Considering the infections occurred during 304 person-years of follow-up, the hep C incidence rate was 0.7 per 100 person-years. This infection rate is lower than those observed among populations of HIV-positive MSM in published research. But the two cases add evidence to previous findings that the risk of sexual transmission of hep C is likely not reserved to those who are living with HIV. Additionally, however small the risk of hep C may be, its existence adds to the larger dialogue about having sex without a condom while on PrEP (or not on it, for that matter). 

One of the men who contracted hep C was a 46-year-old MSM who started taking Truvada (tenofovir/emtricitabine) as PrEP in August 2013. Through July 2014, he was diagnosed with syphilis twice, rectal gonorrhea once and rectal chlamydia once. In June 2014, he reported having condomless receptive intercourse with a man who had a penile piercing. The following month, he said he was the receptive partner during group sex. He said he had not used injection drugs, been tattooed or had a piercing—all of which are major risk factors for contracting hep C. His liver function tests became abnormal in September 2014, at which time he tested positive for hep C. 

The other man was a 37-year-old MSM who started PrEP in October 2013. Between then and November 2014, he was diagnosed with rectal chlamydia three times, rectal gonorrhea twice, and syphilis once. He also denied having any of the three major non-sexual risk factors. His liver function test became abnormal in March 2014, when his hep C test came up positive. For two months prior he had been experiencing nausea, weight loss, joint pain and fatigue. He subsequently underwent 12 weeks of interferon treatment and was cured of the virus. 

While the Centers for Disease Control and Prevention recommends hep C testing before starting PrEP, the agency does not recommend ongoing testing for the virus.

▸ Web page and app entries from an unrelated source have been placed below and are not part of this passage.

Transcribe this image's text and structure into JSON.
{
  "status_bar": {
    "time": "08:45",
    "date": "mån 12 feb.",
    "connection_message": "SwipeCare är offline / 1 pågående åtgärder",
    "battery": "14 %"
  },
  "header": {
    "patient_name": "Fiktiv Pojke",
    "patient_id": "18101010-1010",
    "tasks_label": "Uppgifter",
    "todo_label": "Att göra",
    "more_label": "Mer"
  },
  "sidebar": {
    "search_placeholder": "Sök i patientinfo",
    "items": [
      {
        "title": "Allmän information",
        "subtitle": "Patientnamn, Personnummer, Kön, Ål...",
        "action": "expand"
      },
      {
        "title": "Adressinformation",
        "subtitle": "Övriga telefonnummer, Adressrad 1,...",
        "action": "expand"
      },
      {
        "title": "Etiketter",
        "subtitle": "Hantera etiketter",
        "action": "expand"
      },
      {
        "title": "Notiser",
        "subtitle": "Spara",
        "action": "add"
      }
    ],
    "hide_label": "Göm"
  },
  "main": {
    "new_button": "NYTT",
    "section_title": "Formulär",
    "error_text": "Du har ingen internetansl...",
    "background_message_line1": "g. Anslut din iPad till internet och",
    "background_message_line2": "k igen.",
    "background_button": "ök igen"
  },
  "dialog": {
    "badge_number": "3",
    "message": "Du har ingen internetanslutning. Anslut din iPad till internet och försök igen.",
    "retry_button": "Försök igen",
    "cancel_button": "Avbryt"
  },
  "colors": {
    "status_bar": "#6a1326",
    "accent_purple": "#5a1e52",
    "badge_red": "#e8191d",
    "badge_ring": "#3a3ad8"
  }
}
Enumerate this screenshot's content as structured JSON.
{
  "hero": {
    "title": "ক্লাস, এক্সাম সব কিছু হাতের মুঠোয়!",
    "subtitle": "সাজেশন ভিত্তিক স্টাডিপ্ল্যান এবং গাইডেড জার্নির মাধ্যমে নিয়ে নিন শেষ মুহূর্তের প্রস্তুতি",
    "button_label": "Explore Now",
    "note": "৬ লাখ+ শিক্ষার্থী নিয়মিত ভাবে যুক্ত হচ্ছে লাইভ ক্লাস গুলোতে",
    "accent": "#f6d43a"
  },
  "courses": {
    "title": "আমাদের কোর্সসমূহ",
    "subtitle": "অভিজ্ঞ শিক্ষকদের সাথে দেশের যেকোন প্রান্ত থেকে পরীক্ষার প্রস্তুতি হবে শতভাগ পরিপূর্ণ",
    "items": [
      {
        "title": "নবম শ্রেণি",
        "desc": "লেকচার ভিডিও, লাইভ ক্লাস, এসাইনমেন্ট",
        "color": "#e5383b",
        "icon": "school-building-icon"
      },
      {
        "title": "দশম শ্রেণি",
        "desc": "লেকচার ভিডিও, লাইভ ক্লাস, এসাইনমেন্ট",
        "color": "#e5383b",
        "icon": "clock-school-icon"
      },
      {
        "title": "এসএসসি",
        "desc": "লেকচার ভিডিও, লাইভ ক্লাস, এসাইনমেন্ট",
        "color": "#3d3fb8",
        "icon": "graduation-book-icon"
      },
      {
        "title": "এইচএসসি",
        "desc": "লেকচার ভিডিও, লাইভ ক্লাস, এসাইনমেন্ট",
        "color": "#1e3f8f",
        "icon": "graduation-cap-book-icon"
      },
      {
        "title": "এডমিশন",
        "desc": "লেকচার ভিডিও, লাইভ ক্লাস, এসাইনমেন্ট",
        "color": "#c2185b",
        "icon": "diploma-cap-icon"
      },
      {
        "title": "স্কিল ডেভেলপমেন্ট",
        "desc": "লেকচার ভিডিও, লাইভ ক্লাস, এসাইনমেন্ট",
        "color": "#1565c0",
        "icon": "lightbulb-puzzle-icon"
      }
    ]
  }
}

The authors of the letter to the editor posit that the cases of these two men suggest a need for routine monitoring, as well as counseling about the risk of sexually contracting hep C.
FROM THE CDC:
What is HEP C?